“When you pick a topic, it’s supposed to be really personal to you and something that you’re passionate about because this project could go on for several months to a year,” she says.
As Roe began to explore topics, she wasn’t sure what she should do. But then, a health scare gave her a meaningful idea.
At age 16, she found a lump on her breast. The benign tumor was removed around the same time she was beginning to explore topics for her Gold Award.
“It wasn’t life-threatening, but it was scary,” says Roe. “I felt like I was really alienating by having that experience.”
The badge created by Keely Roe, which teaches Girl Scouts about breast health.
As a child, Roe’s mom purchased the American Girl Doll book, “The Care and Keeping of You: The Body Book for Younger Girls,”
which is where she learned about healthy habits, including breast health and self-exams.
“I just started doing self-exams,” says Roe. “I just thought it was a good idea, so I started doing them once a month, or every once in a while and it just became a habit. Then, one day I actually found something and I was freaked out. It didn’t feel right, so I told my mom. Having that information early on was helpful.”
Roe says she felt like no one else her age was experiencing similar medical problems, and then she realized that because Indiana does not require a lot of health education, not all her peers understood self-exams and breast health.
“My peers don’t know anything about it,” she says. “We don’t learn about this in health class, and we don’t know what self-exams are or anything about how our bodies work normally.”
Not only did she find that her peers were unaware of these subjects, but she also found that media can heavily influence what they know about health and their bodies.
“Media makes things seem a lot different,” explains Roe. “Movies and tv can make this all seem disorienting and sometimes, it’s incorrect. It can change our perceptions about our bodies, even though it’s a neutral topic. It’s not supposed to be anything bad or negative, it just is what it is. It’s a health thing. It shouldn’t be weird.”
So how did Roe translate this personal experience into a Gold Award Project?
With the support of a committee, which included health experts, medical doctors, including her own surgeon from Parkview Health, and peers, she created a patch program for older Girl Scouts to learn about breast health awareness, benign conditions, self-exams, and trusted adults.
“I hosted some virtual workshops with my breast surgeon from Parkview Cancer Institute and we helped Girl Scouts from across the country earn the patch and get the information,” says Roe.

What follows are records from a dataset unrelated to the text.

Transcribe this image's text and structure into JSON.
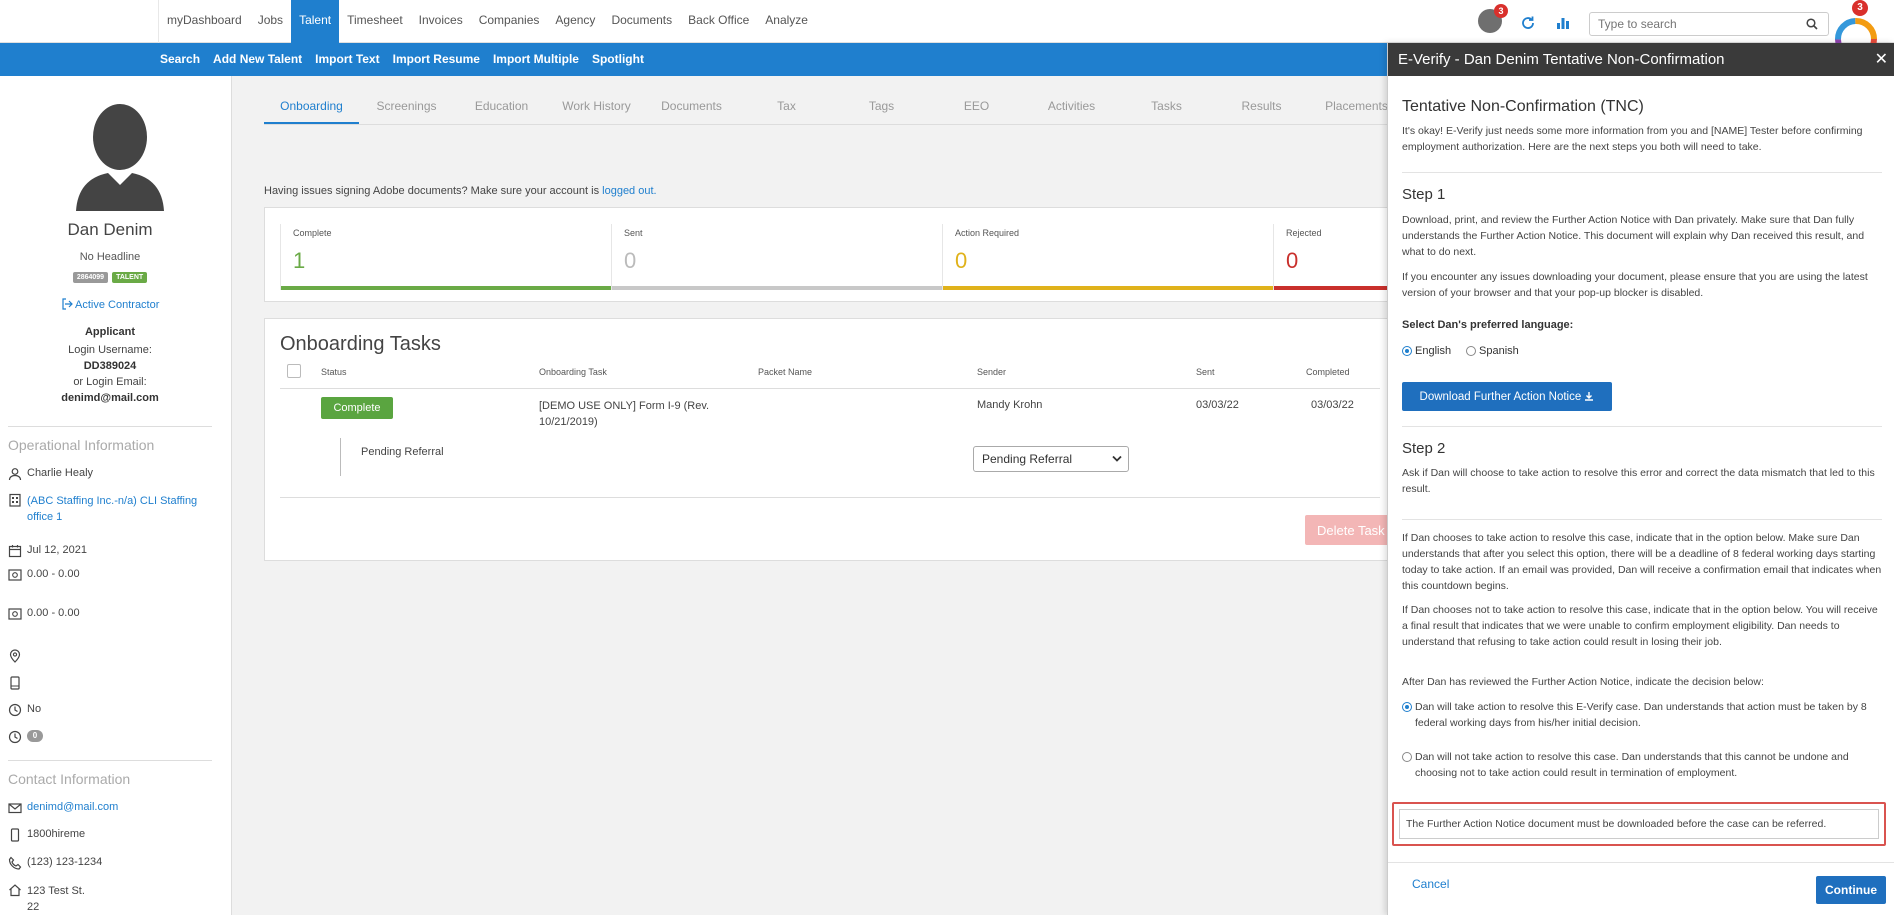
{
  "topnav": {
    "items": [
      "myDashboard",
      "Jobs",
      "Talent",
      "Timesheet",
      "Invoices",
      "Companies",
      "Agency",
      "Documents",
      "Back Office",
      "Analyze"
    ],
    "active_index": 2,
    "notification_count": "3",
    "widget_count": "3",
    "search_placeholder": "Type to search"
  },
  "subnav": {
    "items": [
      "Search",
      "Add New Talent",
      "Import Text",
      "Import Resume",
      "Import Multiple",
      "Spotlight"
    ]
  },
  "profile": {
    "name": "Dan Denim",
    "headline": "No Headline",
    "id_badge": "2864099",
    "type_badge": "TALENT",
    "status": "Active Contractor",
    "role": "Applicant",
    "login_username_label": "Login Username:",
    "login_username": "DD389024",
    "login_email_label": "or Login Email:",
    "login_email": "denimd@mail.com"
  },
  "operational": {
    "heading": "Operational Information",
    "recruiter": "Charlie Healy",
    "office": "(ABC Staffing Inc.-n/a) CLI Staffing office 1",
    "date": "Jul 12, 2021",
    "rate1": "0.00 - 0.00",
    "rate2": "0.00 - 0.00",
    "flag": "No",
    "count": "0"
  },
  "contact": {
    "heading": "Contact Information",
    "email": "denimd@mail.com",
    "phone1": "1800hireme",
    "phone2": "(123) 123-1234",
    "address1": "123 Test St.",
    "address2": "22"
  },
  "tabs": [
    "Onboarding",
    "Screenings",
    "Education",
    "Work History",
    "Documents",
    "Tax",
    "Tags",
    "EEO",
    "Activities",
    "Tasks",
    "Results",
    "Placements"
  ],
  "adobe": {
    "message": "Having issues signing Adobe documents? Make sure your account is",
    "link": "logged out."
  },
  "stats": [
    {
      "label": "Complete",
      "value": "1",
      "color": "#6aaa46"
    },
    {
      "label": "Sent",
      "value": "0",
      "color": "#c8c8c8"
    },
    {
      "label": "Action Required",
      "value": "0",
      "color": "#e0b21b"
    },
    {
      "label": "Rejected",
      "value": "0",
      "color": "#c9302c"
    }
  ],
  "tasks": {
    "heading": "Onboarding Tasks",
    "columns": [
      "Status",
      "Onboarding Task",
      "Packet Name",
      "Sender",
      "Sent",
      "Completed"
    ],
    "row": {
      "status": "Complete",
      "task": "[DEMO USE ONLY] Form I-9 (Rev. 10/21/2019)",
      "packet": "",
      "sender": "Mandy Krohn",
      "sent": "03/03/22",
      "completed": "03/03/22"
    },
    "sub_label": "Pending Referral",
    "sub_select": "Pending Referral",
    "delete_label": "Delete Task"
  },
  "panel": {
    "title": "E-Verify - Dan Denim Tentative Non-Confirmation",
    "heading": "Tentative Non-Confirmation (TNC)",
    "intro": "It's okay! E-Verify just needs some more information from you and [NAME] Tester before confirming employment authorization. Here are the next steps you both will need to take.",
    "step1": "Step 1",
    "step1_p1": "Download, print, and review the Further Action Notice with Dan privately. Make sure that Dan fully understands the Further Action Notice. This document will explain why Dan received this result, and what to do next.",
    "step1_p2": "If you encounter any issues downloading your document, please ensure that you are using the latest version of your browser and that your pop-up blocker is disabled.",
    "lang_label": "Select Dan's preferred language:",
    "lang_english": "English",
    "lang_spanish": "Spanish",
    "download_label": "Download Further Action Notice",
    "step2": "Step 2",
    "step2_p1": "Ask if Dan will choose to take action to resolve this error and correct the data mismatch that led to this result.",
    "step2_p2": "If Dan chooses to take action to resolve this case, indicate that in the option below. Make sure Dan understands that after you select this option, there will be a deadline of 8 federal working days starting today to take action. If an email was provided, Dan will receive a confirmation email that indicates when this countdown begins.",
    "step2_p3": "If Dan chooses not to take action to resolve this case, indicate that in the option below. You will receive a final result that indicates that we were unable to confirm employment eligibility. Dan needs to understand that refusing to take action could result in losing their job.",
    "step2_p4": "After Dan has reviewed the Further Action Notice, indicate the decision below:",
    "option_take": "Dan will take action to resolve this E-Verify case. Dan understands that action must be taken by 8 federal working days from his/her initial decision.",
    "option_not": "Dan will not take action to resolve this case. Dan understands that this cannot be undone and choosing not to take action could result in termination of employment.",
    "warning": "The Further Action Notice document must be downloaded before the case can be referred.",
    "cancel": "Cancel",
    "continue": "Continue"
  }
}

At the end of each workshop, the participating Scouts took a survey, where 100 percent of these girls indicated that they learned what breast exams are from the workshop.
“It’s an important topic,” says Roe. “Girl Scouts has always been know for blazing the trail and making a change where there needs to be change. This patch program kind of starts that. It blazes the trail for Girl Scouts in the future.”
A brochure made by Keely Roe as part of her Gold Award project.
She also created two different brochures about benign conditions and self-exams with the help of Parkview Health and the Kosciusko County Cancer Coalition, which were distributed to area schools and colleges.
While her own experience was scary, Roe says working on her Gold Award Project has given her a chance to reflect on what she went through, and how she can use it to help others.
A brochure made by Keely Roe as part of her Gold Award project.
“It’s taboo,” says Roe. “It’s not supposed to happen. It was hard to tell girls my age about this stuff. It was hard to talk about it in a candid way. It’s embarrassing and that’s what makes it even worse. I felt bad about it but what about someone else? How can I help them know about it and not feel bad about it? Doing this project helped me reflect on my feelings toward it and I helped redirect those negative feelings into a project that helps others.”
She says this project, and working closely with her surgeon, have solidified her career choice. She'll be studying premed at Butler University this fall.